Dataset rows describing interfaces:
⟨

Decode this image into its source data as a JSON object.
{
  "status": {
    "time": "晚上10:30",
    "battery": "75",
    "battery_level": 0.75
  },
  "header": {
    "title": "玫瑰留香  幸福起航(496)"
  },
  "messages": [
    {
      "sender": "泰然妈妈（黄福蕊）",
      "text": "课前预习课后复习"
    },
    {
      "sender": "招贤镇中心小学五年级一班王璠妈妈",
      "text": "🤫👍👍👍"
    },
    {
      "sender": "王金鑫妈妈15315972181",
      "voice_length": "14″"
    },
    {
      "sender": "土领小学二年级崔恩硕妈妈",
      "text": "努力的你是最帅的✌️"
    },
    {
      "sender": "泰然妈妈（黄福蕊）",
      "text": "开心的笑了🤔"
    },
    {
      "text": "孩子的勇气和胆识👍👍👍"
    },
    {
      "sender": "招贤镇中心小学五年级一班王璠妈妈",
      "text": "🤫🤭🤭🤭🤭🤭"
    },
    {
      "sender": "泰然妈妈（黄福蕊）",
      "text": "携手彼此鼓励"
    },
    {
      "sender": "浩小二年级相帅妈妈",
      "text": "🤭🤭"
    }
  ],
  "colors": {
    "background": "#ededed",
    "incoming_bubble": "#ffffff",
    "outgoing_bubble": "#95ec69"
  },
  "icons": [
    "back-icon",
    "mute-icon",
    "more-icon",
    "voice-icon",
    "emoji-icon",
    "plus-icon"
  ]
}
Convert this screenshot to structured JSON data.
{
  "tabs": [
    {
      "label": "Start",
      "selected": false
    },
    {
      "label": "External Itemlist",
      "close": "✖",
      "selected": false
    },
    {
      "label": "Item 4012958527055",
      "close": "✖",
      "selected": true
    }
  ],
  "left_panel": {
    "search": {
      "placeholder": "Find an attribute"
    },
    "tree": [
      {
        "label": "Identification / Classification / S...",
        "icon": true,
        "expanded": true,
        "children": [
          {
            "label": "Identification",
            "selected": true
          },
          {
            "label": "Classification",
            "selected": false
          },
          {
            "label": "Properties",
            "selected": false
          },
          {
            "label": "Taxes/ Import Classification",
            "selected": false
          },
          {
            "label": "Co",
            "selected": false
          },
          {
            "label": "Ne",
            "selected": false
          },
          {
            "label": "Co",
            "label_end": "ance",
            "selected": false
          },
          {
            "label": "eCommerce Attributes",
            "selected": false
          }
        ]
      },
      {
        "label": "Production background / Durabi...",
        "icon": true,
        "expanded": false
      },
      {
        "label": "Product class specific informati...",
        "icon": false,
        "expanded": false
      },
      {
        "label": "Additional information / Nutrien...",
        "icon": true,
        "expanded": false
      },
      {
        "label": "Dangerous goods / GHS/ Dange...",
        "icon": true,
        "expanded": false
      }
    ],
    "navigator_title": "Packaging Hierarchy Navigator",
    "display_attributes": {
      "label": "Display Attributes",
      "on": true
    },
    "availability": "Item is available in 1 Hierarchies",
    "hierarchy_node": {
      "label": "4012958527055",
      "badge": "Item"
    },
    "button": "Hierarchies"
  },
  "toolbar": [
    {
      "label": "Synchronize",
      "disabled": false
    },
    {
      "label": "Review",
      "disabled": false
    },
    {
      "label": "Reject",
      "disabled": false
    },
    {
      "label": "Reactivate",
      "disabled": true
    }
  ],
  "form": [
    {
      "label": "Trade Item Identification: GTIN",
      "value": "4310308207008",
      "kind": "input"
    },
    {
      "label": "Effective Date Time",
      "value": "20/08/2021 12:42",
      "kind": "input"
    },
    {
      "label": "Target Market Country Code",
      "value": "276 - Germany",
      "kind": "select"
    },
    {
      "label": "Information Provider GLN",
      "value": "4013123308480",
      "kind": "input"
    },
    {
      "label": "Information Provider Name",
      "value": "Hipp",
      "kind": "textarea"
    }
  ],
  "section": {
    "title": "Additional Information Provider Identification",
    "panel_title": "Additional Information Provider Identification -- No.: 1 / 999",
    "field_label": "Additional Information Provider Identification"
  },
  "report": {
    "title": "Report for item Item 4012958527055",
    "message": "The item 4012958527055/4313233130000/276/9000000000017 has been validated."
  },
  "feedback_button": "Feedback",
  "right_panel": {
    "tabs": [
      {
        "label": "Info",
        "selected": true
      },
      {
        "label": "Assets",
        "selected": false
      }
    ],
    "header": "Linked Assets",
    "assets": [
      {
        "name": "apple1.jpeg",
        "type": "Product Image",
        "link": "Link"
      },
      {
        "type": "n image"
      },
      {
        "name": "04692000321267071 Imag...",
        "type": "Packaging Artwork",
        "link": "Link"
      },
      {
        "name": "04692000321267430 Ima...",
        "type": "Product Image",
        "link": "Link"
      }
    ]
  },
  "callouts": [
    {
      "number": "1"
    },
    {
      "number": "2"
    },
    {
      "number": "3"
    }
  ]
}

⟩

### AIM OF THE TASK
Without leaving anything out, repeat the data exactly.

### WORKED SOLUTION
Decode this image into its source data as a JSON object.
{
  "status": {
    "time": "晚上10:30",
    "battery": "75",
    "battery_level": 0.75
  },
  "header": {
    "title": "玫瑰留香  幸福起航(496)"
  },
  "messages": [
    {
      "sender": "泰然妈妈（黄福蕊）",
      "text": "课前预习课后复习"
    },
    {
      "sender": "招贤镇中心小学五年级一班王璠妈妈",
      "text": "🤫👍👍👍"
    },
    {
      "sender": "王金鑫妈妈15315972181",
      "voice_length": "14″"
    },
    {
      "sender": "土领小学二年级崔恩硕妈妈",
      "text": "努力的你是最帅的✌️"
    },
    {
      "sender": "泰然妈妈（黄福蕊）",
      "text": "开心的笑了🤔"
    },
    {
      "text": "孩子的勇气和胆识👍👍👍"
    },
    {
      "sender": "招贤镇中心小学五年级一班王璠妈妈",
      "text": "🤫🤭🤭🤭🤭🤭"
    },
    {
      "sender": "泰然妈妈（黄福蕊）",
      "text": "携手彼此鼓励"
    },
    {
      "sender": "浩小二年级相帅妈妈",
      "text": "🤭🤭"
    }
  ],
  "colors": {
    "background": "#ededed",
    "incoming_bubble": "#ffffff",
    "outgoing_bubble": "#95ec69"
  },
  "icons": [
    "back-icon",
    "mute-icon",
    "more-icon",
    "voice-icon",
    "emoji-icon",
    "plus-icon"
  ]
}
Convert this screenshot to structured JSON data.
{
  "tabs": [
    {
      "label": "Start",
      "selected": false
    },
    {
      "label": "External Itemlist",
      "close": "✖",
      "selected": false
    },
    {
      "label": "Item 4012958527055",
      "close": "✖",
      "selected": true
    }
  ],
  "left_panel": {
    "search": {
      "placeholder": "Find an attribute"
    },
    "tree": [
      {
        "label": "Identification / Classification / S...",
        "icon": true,
        "expanded": true,
        "children": [
          {
            "label": "Identification",
            "selected": true
          },
          {
            "label": "Classification",
            "selected": false
          },
          {
            "label": "Properties",
            "selected": false
          },
          {
            "label": "Taxes/ Import Classification",
            "selected": false
          },
          {
            "label": "Co",
            "selected": false
          },
          {
            "label": "Ne",
            "selected": false
          },
          {
            "label": "Co",
            "label_end": "ance",
            "selected": false
          },
          {
            "label": "eCommerce Attributes",
            "selected": false
          }
        ]
      },
      {
        "label": "Production background / Durabi...",
        "icon": true,
        "expanded": false
      },
      {
        "label": "Product class specific informati...",
        "icon": false,
        "expanded": false
      },
      {
        "label": "Additional information / Nutrien...",
        "icon": true,
        "expanded": false
      },
      {
        "label": "Dangerous goods / GHS/ Dange...",
        "icon": true,
        "expanded": false
      }
    ],
    "navigator_title": "Packaging Hierarchy Navigator",
    "display_attributes": {
      "label": "Display Attributes",
      "on": true
    },
    "availability": "Item is available in 1 Hierarchies",
    "hierarchy_node": {
      "label": "4012958527055",
      "badge": "Item"
    },
    "button": "Hierarchies"
  },
  "toolbar": [
    {
      "label": "Synchronize",
      "disabled": false
    },
    {
      "label": "Review",
      "disabled": false
    },
    {
      "label": "Reject",
      "disabled": false
    },
    {
      "label": "Reactivate",
      "disabled": true
    }
  ],
  "form": [
    {
      "label": "Trade Item Identification: GTIN",
      "value": "4310308207008",
      "kind": "input"
    },
    {
      "label": "Effective Date Time",
      "value": "20/08/2021 12:42",
      "kind": "input"
    },
    {
      "label": "Target Market Country Code",
      "value": "276 - Germany",
      "kind": "select"
    },
    {
      "label": "Information Provider GLN",
      "value": "4013123308480",
      "kind": "input"
    },
    {
      "label": "Information Provider Name",
      "value": "Hipp",
      "kind": "textarea"
    }
  ],
  "section": {
    "title": "Additional Information Provider Identification",
    "panel_title": "Additional Information Provider Identification -- No.: 1 / 999",
    "field_label": "Additional Information Provider Identification"
  },
  "report": {
    "title": "Report for item Item 4012958527055",
    "message": "The item 4012958527055/4313233130000/276/9000000000017 has been validated."
  },
  "feedback_button": "Feedback",
  "right_panel": {
    "tabs": [
      {
        "label": "Info",
        "selected": true
      },
      {
        "label": "Assets",
        "selected": false
      }
    ],
    "header": "Linked Assets",
    "assets": [
      {
        "name": "apple1.jpeg",
        "type": "Product Image",
        "link": "Link"
      },
      {
        "type": "n image"
      },
      {
        "name": "04692000321267071 Imag...",
        "type": "Packaging Artwork",
        "link": "Link"
      },
      {
        "name": "04692000321267430 Ima...",
        "type": "Product Image",
        "link": "Link"
      }
    ]
  },
  "callouts": [
    {
      "number": "1"
    },
    {
      "number": "2"
    },
    {
      "number": "3"
    }
  ]
}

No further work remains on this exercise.